Task item: Find the word "amount" in the listing. Copy out each line where it occurs.

§ §

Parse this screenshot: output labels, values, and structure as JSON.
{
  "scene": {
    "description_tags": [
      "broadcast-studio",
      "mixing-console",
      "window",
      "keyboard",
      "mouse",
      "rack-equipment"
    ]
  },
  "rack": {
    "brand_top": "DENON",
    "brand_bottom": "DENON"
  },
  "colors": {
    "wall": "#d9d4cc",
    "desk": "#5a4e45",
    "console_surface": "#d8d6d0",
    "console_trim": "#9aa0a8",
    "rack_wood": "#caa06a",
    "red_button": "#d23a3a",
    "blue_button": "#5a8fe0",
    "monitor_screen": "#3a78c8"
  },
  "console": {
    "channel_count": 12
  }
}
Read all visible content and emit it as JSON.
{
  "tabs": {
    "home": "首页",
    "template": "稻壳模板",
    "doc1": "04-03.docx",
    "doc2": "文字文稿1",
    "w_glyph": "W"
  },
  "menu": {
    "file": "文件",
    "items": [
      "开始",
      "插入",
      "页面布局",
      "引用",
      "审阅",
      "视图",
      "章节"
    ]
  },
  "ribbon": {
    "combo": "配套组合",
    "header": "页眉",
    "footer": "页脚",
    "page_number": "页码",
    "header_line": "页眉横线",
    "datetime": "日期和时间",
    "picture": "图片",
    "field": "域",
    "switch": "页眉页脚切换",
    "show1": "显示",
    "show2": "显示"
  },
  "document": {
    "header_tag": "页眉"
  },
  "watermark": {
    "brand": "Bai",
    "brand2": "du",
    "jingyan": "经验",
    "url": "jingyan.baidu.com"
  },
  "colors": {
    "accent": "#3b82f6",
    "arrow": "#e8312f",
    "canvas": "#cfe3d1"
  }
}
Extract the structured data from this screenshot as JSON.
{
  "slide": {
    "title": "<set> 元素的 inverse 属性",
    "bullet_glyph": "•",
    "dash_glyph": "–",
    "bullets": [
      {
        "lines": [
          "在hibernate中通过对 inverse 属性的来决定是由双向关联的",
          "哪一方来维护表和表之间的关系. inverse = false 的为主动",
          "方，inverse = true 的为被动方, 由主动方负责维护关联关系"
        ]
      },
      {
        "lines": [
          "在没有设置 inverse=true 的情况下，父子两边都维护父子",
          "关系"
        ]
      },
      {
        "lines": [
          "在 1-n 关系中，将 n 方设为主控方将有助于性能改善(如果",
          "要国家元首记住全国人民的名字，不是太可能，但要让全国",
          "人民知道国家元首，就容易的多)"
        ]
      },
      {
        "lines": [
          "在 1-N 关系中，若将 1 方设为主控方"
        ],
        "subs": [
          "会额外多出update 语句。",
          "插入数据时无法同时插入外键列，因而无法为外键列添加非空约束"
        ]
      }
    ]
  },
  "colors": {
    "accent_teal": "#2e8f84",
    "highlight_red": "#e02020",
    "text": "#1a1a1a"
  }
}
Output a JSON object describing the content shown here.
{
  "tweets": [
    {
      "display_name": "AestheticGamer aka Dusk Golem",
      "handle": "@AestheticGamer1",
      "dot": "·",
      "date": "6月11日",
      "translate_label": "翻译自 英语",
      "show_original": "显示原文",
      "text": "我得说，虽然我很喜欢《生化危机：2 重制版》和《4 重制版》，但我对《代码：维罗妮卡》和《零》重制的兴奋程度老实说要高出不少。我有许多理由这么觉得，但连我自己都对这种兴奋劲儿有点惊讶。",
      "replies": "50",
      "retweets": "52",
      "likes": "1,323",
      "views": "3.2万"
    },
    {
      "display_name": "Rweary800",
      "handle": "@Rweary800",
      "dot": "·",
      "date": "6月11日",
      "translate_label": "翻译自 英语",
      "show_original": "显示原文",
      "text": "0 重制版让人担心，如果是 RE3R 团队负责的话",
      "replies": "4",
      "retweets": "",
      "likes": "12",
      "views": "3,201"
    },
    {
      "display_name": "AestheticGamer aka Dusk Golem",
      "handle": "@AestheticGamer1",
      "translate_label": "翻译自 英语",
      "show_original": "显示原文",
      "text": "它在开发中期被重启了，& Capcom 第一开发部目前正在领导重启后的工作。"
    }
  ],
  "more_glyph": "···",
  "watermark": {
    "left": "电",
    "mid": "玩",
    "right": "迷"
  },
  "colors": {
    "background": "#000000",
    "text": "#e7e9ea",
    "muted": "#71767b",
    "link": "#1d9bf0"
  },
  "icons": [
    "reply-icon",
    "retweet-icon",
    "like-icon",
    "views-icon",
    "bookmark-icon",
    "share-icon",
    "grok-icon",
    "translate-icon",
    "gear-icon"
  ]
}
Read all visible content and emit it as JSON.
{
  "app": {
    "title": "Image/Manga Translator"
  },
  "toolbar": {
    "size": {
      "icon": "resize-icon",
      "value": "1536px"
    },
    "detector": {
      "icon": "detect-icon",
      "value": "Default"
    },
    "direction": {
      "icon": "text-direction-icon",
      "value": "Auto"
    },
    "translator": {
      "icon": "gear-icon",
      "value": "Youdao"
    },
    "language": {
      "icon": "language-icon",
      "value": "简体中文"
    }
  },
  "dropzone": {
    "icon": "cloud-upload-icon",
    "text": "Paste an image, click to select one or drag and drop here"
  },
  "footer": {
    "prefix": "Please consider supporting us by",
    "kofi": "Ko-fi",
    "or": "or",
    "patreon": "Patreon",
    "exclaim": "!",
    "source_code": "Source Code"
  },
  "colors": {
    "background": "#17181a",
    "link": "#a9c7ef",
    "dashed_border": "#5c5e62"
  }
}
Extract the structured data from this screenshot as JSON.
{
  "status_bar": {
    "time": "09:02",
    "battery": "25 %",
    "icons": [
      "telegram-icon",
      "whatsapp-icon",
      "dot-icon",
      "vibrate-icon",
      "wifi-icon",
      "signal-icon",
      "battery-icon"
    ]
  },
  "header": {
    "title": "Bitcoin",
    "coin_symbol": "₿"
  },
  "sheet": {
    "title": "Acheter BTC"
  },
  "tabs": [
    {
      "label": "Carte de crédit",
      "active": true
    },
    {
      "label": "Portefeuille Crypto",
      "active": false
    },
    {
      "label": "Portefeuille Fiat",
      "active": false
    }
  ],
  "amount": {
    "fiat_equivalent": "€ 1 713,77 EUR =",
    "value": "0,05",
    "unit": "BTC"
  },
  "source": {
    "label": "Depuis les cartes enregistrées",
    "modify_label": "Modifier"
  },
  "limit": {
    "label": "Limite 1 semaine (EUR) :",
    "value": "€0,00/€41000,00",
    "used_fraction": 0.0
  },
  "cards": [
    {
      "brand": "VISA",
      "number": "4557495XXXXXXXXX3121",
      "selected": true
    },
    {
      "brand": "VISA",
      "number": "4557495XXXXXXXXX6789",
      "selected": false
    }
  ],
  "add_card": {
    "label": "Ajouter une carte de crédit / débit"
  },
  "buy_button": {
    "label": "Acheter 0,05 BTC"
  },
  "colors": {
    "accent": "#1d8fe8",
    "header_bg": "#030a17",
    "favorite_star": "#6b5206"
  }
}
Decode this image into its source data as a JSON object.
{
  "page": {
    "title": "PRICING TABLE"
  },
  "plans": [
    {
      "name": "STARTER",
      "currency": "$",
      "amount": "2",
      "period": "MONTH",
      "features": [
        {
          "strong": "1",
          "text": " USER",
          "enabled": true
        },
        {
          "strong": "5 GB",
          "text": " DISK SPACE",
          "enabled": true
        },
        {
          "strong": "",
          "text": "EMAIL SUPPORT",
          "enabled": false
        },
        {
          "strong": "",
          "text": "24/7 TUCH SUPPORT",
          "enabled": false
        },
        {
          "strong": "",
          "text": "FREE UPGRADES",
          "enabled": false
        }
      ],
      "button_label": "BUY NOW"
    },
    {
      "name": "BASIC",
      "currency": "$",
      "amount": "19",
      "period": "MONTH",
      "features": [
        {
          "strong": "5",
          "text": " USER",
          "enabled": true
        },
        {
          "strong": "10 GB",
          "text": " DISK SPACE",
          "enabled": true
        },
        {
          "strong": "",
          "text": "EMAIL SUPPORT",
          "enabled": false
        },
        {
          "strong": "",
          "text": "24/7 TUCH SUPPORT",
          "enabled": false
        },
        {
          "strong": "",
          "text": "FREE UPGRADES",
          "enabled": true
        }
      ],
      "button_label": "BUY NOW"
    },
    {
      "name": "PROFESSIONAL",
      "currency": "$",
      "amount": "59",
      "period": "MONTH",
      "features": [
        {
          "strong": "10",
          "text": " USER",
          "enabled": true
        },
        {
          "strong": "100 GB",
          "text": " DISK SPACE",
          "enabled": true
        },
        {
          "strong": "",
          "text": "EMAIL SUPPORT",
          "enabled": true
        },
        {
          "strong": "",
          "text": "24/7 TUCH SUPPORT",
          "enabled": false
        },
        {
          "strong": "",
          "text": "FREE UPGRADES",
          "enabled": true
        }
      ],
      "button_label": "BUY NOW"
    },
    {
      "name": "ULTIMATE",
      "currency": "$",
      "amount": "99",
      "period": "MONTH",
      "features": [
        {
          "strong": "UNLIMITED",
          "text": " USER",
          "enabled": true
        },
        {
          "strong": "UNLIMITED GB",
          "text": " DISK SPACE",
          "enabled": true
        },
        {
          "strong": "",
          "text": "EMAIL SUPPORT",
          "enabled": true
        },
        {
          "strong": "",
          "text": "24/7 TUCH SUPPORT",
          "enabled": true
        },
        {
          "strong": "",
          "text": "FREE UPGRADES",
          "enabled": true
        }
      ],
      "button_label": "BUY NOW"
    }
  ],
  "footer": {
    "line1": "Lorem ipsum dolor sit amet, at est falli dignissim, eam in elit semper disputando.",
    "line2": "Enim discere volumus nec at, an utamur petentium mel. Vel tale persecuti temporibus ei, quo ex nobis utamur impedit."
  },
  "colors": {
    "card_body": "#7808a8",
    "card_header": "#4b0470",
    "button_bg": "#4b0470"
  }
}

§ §

Result:
  "amount": {
      "amount": "2",
      "amount": "19",
      "amount": "59",
      "amount": "99",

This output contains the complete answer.